This particular article in the Spectator (which we still haven’t managed to restore to the sidebar) best reflects my own view of the current situation, which is that no-one can yet tell whether Lockdown is the most or the least effective strategy for dealing with the pandemic. The best or the worst. The wisest or the stupidest. I’ve said this before and I’ll say it again - the jury’s still out.
We cannot yet know whether the economic fallout from Lockdown will turn out to be a bigger calamity than the imminent prospect of a few million more premature deaths from Covid, and no amount of logic and reasoning can provide a definitive answer till the fat lady sings; and not even then. In the absence of a reliable, robust, retrospective tally, our polarised attitudes and prescriptions can only be ’visceral’, instinctive and speculative, and I daresay, dependent, at least in part, upon whether we’ve got vulnerable and very precious loved-ones to worry about.
It seems to me that in a no-win scenario like this, any strategy is risky; but since we voted for the present government, and Lockdown is the strategy they’re betting the farm on, it’s wiser to cooperate than to dissent, because the chosen strategy is heavily dependent on our cooperation.
If Brendan O’Neill thinks it’s the wrong strategy and Peter Hitchens says dissent is our moral duty, it’s not so much that I disagree with their arguments - they may well be right - but at the moment it’s extremely premature to be certain of anything, and in my opinion, it’s unwise to insist you can be.
No outcome I can think of is likely to give us a definitive answer anytimesoon. Perhaps if the pandemic rapidly dies out and the economy bounces back double-tout-suite, we can pretend we knew it all along. Not very likely though, is it? Even with the benefit of hindsight, we’ll probably still be left with a bunch of ‘what ifs’ that we can argue over forever and a day.
I just think this piece by Professor Michael Baum details the uncertainties that make me quite sure that we can’t be sure. There’s even a reference to TV journalists in there, so no-one can accuse me of going completely off-topic.
“We now have a rich and varied amount of data on coronavirus that is global and increasing by the day. As you would expect, in the face of uncertainty, opinions in the scientific community are diverse. Now is not the time for point-scoring and facile comparisons, but for global collaboration.
Ultimately this lockdown period will come to an end, we will develop herd immunity, produce antibody tests that work and vaccines to protect the vulnerable. We will win against this virus and our children will ask, ‘What did you do in the great corona war of 2020?’.
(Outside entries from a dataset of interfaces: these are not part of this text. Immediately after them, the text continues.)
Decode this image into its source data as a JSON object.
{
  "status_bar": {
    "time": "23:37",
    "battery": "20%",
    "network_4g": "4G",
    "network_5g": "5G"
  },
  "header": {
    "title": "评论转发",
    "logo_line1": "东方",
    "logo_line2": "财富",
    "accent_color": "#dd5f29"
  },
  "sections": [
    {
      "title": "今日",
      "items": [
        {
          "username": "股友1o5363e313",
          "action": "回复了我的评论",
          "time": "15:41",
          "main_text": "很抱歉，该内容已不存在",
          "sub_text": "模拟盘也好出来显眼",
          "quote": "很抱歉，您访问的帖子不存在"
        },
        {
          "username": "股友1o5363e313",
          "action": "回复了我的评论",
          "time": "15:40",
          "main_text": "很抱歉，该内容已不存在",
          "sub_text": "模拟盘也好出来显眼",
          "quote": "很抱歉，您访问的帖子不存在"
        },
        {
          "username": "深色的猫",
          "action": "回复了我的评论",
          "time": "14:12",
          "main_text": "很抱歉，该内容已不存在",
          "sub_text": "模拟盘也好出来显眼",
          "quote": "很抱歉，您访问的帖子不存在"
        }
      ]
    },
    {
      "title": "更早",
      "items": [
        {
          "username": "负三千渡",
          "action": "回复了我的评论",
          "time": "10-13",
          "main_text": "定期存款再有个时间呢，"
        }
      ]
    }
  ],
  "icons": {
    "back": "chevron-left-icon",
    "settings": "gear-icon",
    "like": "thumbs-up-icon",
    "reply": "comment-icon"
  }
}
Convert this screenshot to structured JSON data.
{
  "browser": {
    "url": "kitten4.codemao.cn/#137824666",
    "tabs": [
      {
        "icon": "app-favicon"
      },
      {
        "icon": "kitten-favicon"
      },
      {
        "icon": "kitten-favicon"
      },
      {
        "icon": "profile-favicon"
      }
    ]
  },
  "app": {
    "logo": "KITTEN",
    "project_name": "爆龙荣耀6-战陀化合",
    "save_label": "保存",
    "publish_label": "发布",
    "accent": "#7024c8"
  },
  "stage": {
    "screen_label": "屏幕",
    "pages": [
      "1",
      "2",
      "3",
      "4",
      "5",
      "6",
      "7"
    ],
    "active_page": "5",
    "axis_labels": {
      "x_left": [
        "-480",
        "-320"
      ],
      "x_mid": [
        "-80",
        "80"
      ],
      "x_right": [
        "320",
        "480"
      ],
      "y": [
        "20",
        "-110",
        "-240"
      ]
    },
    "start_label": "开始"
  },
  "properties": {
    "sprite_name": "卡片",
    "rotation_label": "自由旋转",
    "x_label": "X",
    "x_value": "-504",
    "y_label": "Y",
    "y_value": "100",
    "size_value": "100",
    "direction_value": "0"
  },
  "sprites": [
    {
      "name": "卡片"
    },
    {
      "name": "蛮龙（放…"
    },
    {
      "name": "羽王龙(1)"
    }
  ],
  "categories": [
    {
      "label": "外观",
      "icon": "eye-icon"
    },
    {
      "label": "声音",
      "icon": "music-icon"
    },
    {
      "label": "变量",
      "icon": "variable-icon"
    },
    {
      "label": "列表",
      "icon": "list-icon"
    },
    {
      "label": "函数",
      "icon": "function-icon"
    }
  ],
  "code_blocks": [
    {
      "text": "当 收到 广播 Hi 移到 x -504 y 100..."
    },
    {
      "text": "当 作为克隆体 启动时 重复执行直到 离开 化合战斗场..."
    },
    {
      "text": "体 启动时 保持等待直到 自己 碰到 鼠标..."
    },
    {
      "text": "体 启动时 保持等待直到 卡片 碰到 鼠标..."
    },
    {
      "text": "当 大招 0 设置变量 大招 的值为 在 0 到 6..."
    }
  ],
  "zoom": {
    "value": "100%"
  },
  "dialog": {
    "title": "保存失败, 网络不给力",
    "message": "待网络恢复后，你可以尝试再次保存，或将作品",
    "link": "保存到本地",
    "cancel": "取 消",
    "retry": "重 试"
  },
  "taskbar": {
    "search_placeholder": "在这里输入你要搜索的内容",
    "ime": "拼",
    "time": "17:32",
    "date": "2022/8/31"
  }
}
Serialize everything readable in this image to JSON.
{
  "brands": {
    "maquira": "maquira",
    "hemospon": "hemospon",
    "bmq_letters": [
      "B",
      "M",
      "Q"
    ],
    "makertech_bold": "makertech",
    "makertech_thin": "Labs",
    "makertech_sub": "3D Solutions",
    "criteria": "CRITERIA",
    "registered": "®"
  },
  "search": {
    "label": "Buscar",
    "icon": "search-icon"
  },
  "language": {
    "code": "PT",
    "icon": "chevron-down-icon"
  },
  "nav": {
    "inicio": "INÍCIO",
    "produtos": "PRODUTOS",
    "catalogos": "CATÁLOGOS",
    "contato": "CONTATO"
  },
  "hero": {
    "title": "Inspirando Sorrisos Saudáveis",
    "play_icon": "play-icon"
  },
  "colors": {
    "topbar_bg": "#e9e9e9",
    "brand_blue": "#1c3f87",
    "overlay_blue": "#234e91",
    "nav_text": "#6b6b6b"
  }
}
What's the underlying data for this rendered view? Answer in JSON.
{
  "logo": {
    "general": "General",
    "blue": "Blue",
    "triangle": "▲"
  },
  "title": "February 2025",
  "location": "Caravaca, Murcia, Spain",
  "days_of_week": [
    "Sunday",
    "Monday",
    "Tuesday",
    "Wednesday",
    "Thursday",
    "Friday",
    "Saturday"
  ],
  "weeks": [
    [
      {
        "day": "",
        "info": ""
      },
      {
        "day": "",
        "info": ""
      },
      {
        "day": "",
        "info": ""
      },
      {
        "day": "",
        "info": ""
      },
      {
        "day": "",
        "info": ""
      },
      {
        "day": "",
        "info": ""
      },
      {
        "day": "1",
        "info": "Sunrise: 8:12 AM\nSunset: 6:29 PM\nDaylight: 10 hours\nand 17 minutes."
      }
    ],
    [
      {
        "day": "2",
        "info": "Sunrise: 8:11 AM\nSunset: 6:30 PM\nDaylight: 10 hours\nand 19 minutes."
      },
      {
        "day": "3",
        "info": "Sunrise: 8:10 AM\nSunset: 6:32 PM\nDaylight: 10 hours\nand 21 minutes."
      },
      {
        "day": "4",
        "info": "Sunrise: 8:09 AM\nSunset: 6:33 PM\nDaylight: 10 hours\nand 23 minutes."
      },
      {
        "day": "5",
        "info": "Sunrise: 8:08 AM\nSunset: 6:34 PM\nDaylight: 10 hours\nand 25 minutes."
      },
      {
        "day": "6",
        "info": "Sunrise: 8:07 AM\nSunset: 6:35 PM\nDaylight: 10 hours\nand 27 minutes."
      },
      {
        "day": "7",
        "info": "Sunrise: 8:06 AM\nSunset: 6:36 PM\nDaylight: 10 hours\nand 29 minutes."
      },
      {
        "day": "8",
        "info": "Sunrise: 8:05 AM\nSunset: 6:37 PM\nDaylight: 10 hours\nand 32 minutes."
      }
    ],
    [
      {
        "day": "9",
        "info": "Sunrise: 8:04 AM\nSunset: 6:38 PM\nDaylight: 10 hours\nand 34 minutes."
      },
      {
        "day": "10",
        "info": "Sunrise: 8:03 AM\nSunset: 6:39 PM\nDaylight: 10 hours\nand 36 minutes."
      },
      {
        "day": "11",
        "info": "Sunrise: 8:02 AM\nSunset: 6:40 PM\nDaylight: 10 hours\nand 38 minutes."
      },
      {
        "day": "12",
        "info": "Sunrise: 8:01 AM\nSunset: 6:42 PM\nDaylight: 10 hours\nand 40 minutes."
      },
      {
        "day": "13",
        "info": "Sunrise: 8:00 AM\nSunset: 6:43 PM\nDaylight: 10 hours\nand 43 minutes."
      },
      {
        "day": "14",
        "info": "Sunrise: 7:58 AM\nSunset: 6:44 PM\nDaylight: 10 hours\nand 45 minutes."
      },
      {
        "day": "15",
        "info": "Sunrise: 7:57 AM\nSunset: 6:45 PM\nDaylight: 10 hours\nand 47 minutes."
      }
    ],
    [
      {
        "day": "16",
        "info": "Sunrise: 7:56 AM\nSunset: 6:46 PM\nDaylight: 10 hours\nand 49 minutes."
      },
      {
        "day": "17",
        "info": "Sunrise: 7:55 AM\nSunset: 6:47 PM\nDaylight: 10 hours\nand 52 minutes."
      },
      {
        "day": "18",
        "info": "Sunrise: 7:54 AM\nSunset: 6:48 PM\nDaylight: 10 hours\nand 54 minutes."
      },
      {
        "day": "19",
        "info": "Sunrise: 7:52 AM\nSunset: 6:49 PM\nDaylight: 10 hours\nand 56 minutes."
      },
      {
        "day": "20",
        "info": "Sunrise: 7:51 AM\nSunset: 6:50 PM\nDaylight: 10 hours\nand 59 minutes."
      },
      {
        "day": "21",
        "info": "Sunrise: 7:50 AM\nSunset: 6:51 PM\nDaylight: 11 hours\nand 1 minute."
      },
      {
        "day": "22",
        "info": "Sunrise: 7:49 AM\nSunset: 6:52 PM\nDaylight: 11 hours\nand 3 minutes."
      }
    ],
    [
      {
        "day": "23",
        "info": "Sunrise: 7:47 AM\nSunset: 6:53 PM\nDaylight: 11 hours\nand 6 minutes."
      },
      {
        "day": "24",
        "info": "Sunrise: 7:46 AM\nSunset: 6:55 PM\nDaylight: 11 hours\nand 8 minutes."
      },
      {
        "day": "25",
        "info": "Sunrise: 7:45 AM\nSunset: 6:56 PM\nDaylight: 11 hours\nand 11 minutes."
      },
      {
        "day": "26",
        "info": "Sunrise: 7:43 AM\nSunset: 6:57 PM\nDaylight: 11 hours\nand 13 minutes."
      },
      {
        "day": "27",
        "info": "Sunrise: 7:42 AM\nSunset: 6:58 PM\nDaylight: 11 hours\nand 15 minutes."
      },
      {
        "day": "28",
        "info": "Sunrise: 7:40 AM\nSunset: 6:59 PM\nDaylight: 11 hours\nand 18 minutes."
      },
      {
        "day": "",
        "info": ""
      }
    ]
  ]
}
The best answers will come from those currently caring for the sick or who work in our science and mathematical laboratories. But if you are a whinging TV journalist demanding, ‘Something must be done’, or an armchair epidemiologist who has no doubt that ‘rhubarb’ is the answer to our problems, you may have to keep quiet and change the subject.
Please disagree in an orderly fashion. It’s our blog and we. can. exterminate.